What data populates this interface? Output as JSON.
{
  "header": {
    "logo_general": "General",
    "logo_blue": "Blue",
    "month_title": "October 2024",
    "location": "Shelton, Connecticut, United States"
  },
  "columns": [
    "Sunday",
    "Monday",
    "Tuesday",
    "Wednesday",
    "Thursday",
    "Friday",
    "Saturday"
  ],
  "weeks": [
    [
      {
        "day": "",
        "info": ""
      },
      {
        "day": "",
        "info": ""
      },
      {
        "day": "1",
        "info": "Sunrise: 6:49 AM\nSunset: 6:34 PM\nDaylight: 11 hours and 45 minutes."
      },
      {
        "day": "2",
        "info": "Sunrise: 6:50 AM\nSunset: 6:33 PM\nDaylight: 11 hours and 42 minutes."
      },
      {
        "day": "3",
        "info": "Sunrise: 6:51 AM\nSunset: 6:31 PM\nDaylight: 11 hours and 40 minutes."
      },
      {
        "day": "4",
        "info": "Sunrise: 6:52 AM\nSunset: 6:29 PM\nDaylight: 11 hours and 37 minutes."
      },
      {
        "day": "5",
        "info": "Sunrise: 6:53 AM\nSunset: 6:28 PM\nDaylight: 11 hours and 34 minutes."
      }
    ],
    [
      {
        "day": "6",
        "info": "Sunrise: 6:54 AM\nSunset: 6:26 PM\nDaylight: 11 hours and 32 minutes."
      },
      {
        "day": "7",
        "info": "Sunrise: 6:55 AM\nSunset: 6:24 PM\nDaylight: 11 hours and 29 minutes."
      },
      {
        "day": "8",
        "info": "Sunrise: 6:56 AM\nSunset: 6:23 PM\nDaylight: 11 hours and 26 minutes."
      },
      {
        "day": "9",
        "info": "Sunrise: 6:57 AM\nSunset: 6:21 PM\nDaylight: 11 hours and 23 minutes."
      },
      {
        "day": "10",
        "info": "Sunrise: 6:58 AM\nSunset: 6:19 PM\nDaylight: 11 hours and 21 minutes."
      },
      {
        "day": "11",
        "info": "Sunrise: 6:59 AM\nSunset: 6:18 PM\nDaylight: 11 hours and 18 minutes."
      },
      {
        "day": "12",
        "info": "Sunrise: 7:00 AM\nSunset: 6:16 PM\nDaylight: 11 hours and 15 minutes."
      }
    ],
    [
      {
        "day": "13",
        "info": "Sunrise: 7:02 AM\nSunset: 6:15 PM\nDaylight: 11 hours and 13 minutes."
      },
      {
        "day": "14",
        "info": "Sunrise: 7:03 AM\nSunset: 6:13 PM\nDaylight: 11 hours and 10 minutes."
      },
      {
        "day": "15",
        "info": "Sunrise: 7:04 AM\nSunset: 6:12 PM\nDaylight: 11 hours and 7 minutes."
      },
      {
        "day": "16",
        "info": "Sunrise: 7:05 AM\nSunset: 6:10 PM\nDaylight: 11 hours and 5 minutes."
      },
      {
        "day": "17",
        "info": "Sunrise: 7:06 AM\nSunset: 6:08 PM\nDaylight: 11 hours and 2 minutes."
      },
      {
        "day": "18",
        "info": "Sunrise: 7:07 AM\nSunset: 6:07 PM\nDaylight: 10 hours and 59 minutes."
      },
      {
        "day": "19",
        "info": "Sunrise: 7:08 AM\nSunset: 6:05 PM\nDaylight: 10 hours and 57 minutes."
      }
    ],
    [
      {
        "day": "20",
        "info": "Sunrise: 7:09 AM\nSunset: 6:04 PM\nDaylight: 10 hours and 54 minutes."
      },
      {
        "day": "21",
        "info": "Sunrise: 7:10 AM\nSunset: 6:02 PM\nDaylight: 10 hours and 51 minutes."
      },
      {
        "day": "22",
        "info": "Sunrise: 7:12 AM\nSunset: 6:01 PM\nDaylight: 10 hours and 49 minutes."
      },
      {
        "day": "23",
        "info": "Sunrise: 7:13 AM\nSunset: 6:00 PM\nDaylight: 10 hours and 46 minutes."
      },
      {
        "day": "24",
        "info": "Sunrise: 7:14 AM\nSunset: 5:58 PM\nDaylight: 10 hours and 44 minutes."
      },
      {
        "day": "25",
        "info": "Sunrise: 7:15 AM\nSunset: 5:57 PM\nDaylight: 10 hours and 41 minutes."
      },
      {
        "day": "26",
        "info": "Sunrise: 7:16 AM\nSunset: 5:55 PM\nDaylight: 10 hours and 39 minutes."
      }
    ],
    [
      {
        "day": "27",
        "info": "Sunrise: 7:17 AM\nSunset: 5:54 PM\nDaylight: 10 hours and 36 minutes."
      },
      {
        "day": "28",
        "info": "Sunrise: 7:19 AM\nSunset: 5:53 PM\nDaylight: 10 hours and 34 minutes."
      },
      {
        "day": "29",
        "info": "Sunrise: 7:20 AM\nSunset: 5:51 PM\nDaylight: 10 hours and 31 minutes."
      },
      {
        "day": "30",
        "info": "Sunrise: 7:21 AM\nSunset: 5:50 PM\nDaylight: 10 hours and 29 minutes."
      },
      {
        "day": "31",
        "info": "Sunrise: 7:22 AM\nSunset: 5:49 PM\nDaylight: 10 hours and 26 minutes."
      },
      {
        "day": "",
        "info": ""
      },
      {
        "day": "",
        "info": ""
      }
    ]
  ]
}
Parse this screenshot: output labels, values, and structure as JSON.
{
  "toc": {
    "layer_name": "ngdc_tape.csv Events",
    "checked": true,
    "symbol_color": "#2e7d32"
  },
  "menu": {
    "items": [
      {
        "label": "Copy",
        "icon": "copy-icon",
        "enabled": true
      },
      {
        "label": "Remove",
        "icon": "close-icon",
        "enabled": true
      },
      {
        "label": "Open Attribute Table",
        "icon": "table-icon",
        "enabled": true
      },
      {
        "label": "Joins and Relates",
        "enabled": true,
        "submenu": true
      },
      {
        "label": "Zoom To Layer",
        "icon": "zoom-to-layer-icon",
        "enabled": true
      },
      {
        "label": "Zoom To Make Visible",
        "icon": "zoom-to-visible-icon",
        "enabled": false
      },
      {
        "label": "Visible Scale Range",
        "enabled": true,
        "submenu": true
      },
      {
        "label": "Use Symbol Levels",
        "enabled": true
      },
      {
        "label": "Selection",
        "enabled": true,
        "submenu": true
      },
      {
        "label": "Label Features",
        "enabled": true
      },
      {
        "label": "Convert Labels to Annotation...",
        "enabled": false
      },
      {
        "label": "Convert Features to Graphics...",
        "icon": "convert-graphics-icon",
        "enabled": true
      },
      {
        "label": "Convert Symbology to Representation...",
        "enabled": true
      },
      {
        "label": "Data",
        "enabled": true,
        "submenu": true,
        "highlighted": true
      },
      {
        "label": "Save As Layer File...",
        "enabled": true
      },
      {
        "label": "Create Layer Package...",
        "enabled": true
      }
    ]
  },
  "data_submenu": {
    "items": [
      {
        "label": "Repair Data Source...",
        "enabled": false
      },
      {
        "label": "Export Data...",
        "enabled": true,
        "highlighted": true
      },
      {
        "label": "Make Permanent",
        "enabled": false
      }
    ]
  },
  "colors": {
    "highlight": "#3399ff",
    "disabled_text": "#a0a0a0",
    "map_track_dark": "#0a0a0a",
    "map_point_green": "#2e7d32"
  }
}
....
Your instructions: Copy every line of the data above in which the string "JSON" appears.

Solution for this task:
What data populates this interface? Output as JSON.
Parse this screenshot: output labels, values, and structure as JSON.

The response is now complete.